All of this is a terribly sad development after such high hopes and positive developments of this nesting season.  I am curious but doubtful that a second round of mating and nesting will occur as it did with Charles and Samantha when there nest failed well into 2017-2018 nesting season.  I had never read of or seen such behavior before or since so its rarity may be especially high. 

While the loss of the nest is a most unwelcome and crushing development, I do not want to excoriate or spew vitriol at the Raccoons.  Just like Great Horned Owls, Raccoons are highly adaptable animals with their own important ecological role.  Furthermore, GHOWs do kill and eat Raccoons-both young and adults. In fact during the entire nesting cycle I saw several predatory attempts by the owls on Raccoons; most of them by Charles and two by Danielle. As such the relationship between GHOWs and Raccoons is a complex and fascinating one. There are no heroes or villains in nature, just organisms trying to survive and reproduce. 

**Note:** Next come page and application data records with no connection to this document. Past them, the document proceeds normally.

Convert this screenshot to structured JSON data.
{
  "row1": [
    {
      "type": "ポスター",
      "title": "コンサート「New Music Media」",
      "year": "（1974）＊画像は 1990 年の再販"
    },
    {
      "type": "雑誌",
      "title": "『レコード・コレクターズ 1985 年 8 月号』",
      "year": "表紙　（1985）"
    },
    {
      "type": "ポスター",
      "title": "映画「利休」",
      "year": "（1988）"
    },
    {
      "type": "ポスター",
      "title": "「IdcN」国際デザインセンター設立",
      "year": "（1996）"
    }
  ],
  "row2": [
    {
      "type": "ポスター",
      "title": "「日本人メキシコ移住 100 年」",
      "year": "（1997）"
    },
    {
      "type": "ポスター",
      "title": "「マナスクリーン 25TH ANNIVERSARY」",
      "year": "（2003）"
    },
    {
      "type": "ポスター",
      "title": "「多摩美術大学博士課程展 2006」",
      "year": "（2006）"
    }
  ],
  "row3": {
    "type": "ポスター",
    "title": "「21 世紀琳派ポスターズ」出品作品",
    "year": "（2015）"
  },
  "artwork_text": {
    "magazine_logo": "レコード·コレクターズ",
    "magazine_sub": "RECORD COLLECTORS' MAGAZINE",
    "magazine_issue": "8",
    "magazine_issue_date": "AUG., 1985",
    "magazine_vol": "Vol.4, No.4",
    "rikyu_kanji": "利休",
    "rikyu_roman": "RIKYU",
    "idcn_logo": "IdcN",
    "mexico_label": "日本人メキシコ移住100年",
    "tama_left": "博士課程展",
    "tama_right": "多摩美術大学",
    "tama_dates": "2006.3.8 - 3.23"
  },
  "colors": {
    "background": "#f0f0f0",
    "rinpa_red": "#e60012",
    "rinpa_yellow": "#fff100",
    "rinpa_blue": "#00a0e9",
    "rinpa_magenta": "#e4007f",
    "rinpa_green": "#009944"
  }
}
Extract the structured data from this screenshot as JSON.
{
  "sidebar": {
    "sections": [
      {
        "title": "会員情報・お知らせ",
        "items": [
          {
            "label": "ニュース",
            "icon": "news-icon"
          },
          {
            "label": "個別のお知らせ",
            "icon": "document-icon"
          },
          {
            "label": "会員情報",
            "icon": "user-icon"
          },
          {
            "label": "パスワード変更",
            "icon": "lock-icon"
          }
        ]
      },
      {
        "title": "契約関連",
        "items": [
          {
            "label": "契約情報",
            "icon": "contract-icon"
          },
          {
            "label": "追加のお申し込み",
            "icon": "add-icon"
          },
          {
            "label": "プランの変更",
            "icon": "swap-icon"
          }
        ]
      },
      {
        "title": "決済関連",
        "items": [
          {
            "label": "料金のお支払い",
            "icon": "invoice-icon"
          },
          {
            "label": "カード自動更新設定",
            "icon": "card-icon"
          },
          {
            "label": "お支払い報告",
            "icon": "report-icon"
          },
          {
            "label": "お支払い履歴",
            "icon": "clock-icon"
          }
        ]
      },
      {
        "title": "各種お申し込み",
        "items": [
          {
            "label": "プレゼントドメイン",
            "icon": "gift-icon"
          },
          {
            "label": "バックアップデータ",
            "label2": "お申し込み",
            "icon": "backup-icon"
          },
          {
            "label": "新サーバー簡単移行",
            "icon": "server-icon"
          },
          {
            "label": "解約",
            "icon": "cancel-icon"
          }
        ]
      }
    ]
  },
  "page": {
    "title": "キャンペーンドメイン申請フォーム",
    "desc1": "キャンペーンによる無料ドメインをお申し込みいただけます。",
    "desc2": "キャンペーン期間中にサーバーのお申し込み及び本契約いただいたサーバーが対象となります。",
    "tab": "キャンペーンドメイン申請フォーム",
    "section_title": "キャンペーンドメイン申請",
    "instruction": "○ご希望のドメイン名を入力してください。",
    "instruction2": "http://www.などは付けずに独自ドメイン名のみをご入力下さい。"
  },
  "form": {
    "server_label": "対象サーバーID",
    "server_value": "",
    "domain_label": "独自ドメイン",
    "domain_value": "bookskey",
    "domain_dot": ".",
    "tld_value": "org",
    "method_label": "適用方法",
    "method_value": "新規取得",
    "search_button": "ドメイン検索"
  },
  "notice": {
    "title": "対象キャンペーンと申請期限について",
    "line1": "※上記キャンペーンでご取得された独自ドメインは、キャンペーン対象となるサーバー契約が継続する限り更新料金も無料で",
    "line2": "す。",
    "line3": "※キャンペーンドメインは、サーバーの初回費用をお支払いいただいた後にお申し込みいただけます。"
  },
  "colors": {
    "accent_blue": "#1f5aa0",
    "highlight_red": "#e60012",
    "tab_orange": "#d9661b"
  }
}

Since Wednesday morning I have seen nothing that makes me think that a second round of mating and nesting is in the offing but I keep a window of hope open. Charles has been perched in several different spots deeper in The Wooded Area and has been quite vocal. That said,  I have not seen or heard Samantha on Friday, 2/21 or Saturday 2/22. I also am concerned that her presence and my ability to find, observe and document her will be hit or miss as it was for the vast majority of the time from her first appearance on 4/5/2019 until mid-12/2019.  

Thank you for your time and support and sorry to be the bearer of such bad tidings.